Your objective: Search the data for the word "après". Reproduce every line where it is found.

•••

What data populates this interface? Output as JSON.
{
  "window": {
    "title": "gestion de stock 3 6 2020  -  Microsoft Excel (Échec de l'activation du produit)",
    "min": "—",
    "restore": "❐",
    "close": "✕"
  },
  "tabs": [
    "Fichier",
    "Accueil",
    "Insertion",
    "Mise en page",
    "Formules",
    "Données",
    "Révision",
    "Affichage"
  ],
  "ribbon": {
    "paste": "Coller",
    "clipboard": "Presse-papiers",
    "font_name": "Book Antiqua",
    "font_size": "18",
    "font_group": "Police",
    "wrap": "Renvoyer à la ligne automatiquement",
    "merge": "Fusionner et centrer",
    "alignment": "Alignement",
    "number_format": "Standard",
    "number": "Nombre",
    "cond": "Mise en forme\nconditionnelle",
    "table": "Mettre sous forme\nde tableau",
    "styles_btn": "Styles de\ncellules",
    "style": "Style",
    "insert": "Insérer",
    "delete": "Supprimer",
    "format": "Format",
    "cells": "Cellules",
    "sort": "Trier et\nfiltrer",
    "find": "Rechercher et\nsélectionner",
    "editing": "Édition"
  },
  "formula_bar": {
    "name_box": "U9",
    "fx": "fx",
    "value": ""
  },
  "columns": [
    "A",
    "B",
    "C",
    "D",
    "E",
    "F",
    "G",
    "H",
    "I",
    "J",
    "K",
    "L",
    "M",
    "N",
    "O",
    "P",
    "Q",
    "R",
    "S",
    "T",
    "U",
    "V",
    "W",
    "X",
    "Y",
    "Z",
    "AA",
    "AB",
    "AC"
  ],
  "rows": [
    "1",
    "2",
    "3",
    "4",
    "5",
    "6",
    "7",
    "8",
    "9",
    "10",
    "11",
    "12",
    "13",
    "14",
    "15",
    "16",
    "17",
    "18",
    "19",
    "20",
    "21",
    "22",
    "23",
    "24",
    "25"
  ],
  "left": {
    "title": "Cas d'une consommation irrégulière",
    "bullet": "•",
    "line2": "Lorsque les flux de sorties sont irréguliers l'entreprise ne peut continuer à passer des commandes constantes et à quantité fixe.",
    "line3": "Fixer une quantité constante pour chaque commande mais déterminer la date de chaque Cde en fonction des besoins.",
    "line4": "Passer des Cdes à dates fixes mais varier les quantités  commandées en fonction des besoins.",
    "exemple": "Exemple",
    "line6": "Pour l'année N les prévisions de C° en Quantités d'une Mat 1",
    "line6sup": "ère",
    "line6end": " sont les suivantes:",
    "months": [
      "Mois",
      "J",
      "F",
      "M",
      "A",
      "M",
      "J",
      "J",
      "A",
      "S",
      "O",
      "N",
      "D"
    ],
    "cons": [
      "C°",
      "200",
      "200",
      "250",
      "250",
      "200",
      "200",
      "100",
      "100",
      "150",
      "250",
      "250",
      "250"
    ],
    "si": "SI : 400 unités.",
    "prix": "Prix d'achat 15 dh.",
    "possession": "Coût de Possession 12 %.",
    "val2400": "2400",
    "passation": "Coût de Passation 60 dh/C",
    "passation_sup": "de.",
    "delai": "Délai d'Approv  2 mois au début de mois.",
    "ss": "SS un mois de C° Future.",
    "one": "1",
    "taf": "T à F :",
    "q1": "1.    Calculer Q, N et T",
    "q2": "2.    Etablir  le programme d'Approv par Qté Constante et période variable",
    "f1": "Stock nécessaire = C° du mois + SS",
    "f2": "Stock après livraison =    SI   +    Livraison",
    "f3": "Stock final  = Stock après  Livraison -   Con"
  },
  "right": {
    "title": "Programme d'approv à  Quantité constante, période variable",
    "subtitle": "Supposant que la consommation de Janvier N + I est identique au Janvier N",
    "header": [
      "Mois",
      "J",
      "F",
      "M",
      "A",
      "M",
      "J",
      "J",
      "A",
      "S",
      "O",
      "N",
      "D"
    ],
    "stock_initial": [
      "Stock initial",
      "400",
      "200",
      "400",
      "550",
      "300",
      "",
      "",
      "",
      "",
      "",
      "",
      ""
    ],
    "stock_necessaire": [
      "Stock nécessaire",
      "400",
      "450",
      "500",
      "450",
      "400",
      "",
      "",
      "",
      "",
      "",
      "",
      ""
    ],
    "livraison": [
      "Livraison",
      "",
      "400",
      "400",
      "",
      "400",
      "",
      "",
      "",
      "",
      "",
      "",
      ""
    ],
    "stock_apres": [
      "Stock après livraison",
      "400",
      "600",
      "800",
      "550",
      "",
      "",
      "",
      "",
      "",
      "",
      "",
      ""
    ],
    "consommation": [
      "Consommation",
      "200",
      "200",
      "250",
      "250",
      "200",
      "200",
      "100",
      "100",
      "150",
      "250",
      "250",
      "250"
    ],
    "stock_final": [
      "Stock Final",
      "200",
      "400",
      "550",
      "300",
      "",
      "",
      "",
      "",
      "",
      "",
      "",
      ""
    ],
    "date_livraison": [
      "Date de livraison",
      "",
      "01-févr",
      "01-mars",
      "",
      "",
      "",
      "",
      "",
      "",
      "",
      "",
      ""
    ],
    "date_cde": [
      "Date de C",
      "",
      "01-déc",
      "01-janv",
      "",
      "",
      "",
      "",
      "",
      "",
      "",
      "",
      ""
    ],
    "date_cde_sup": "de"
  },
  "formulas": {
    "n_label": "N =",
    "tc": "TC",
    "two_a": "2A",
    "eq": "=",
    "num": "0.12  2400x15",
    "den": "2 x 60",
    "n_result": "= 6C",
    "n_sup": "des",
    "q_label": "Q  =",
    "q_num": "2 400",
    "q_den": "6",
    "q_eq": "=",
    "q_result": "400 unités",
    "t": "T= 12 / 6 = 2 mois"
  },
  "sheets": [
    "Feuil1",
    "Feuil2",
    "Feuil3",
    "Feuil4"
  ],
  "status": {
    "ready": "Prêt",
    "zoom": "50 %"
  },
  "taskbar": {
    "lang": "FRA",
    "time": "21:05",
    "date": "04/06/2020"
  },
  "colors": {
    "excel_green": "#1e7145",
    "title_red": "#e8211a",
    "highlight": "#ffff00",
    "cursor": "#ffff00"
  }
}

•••

Answer:
    "f2": "Stock après livraison =    SI   +    Livraison",
    "f3": "Stock final  = Stock après  Livraison -   Con"
      "Stock après livraison",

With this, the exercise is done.